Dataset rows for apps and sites
........
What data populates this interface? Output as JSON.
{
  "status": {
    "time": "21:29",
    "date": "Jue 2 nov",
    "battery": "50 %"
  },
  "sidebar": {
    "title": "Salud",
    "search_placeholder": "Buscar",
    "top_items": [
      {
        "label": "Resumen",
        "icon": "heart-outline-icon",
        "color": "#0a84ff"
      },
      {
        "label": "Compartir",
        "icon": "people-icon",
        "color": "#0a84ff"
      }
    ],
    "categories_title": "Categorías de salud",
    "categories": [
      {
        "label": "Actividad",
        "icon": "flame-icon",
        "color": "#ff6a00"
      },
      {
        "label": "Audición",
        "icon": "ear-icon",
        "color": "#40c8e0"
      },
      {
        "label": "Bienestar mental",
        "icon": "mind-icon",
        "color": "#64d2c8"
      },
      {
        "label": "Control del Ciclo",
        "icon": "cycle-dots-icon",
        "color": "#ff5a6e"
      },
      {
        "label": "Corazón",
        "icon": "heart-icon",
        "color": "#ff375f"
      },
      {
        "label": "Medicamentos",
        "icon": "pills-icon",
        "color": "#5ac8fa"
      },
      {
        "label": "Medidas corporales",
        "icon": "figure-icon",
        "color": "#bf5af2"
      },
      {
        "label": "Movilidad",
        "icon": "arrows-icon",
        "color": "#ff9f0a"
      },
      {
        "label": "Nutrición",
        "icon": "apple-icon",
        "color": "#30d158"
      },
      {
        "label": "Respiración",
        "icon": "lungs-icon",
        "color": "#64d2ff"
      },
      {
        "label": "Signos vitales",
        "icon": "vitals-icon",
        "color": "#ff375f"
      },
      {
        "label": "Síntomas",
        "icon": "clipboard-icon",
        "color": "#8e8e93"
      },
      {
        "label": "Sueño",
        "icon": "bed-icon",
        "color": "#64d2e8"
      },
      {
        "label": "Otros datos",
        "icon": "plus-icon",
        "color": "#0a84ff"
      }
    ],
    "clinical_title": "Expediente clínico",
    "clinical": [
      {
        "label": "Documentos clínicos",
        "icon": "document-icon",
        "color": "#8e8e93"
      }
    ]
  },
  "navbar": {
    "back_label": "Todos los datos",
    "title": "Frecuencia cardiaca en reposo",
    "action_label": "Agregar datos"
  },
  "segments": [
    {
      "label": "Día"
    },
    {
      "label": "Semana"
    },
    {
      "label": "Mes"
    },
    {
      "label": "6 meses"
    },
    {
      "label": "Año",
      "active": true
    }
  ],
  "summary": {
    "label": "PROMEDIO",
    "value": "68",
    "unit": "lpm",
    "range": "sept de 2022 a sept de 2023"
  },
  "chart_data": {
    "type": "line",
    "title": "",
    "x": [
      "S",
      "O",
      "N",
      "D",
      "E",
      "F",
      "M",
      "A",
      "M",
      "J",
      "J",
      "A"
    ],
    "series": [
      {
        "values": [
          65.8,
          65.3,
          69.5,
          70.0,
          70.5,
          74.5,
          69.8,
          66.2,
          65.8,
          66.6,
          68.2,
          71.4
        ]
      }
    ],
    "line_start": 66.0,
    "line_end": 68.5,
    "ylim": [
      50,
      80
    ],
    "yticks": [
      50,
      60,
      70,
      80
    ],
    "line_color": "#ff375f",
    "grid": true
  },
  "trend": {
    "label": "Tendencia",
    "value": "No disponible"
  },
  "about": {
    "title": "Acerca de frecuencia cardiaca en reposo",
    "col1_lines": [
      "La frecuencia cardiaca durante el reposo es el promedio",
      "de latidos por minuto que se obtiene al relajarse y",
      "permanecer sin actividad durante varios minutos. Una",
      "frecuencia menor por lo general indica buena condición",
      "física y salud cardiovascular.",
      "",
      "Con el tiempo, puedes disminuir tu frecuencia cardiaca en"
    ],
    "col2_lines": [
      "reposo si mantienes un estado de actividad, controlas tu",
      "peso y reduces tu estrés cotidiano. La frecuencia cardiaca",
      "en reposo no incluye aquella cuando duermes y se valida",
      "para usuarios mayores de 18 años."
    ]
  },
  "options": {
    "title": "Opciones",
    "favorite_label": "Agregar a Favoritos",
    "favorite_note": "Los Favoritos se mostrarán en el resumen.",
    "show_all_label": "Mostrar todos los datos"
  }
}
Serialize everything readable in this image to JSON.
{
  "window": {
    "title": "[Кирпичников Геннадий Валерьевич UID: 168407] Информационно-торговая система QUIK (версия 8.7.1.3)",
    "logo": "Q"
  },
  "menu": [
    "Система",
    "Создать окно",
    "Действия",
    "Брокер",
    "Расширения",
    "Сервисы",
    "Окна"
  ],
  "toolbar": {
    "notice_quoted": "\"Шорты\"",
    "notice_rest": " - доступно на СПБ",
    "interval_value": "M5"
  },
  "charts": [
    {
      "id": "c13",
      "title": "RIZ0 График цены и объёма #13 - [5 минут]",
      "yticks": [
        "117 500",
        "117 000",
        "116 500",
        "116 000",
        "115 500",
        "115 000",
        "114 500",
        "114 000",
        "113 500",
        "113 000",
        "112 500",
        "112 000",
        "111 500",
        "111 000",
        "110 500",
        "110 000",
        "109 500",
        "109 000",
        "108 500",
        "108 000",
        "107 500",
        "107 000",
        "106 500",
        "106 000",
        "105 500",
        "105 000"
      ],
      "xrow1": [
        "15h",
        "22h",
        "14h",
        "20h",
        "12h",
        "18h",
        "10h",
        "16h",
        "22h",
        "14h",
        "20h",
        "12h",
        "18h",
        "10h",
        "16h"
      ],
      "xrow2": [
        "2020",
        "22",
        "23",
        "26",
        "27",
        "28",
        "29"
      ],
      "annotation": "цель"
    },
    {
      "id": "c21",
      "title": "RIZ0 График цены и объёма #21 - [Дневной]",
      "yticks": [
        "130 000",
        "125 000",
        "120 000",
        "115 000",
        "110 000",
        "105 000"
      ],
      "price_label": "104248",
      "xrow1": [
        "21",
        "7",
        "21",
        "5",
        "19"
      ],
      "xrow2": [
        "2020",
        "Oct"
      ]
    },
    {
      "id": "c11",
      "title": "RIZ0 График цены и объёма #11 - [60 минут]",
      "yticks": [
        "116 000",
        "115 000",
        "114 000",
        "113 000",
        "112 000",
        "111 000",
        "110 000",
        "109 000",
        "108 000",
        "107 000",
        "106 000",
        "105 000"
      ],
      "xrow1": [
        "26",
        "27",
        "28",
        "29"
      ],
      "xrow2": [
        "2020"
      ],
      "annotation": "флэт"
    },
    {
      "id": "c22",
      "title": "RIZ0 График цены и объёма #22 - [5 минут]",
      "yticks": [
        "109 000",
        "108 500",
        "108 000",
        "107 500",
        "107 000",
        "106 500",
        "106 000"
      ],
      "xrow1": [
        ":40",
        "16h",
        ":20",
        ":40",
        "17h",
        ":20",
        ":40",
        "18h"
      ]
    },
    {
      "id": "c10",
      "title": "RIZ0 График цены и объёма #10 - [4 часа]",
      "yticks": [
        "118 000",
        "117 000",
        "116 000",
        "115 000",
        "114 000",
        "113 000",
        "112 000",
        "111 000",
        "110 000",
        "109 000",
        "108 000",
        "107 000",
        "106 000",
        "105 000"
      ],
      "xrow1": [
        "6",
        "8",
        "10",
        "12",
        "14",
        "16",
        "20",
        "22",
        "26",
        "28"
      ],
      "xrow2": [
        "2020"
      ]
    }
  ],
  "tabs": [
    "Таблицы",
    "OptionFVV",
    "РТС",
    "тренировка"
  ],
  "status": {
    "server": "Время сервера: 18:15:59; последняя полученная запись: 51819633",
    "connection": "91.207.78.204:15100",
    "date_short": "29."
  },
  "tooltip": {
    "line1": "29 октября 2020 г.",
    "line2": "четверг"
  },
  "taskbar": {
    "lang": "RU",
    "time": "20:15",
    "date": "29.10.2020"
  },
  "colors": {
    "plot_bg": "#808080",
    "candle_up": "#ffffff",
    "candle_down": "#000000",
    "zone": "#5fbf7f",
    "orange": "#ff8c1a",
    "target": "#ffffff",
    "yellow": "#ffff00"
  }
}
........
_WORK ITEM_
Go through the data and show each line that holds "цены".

_TASK ANSWER_
      "title": "RIZ0 График цены и объёма #13 - [5 минут]",
      "title": "RIZ0 График цены и объёма #21 - [Дневной]",
      "title": "RIZ0 График цены и объёма #11 - [60 минут]",
      "title": "RIZ0 График цены и объёма #22 - [5 минут]",
      "title": "RIZ0 График цены и объёма #10 - [4 часа]",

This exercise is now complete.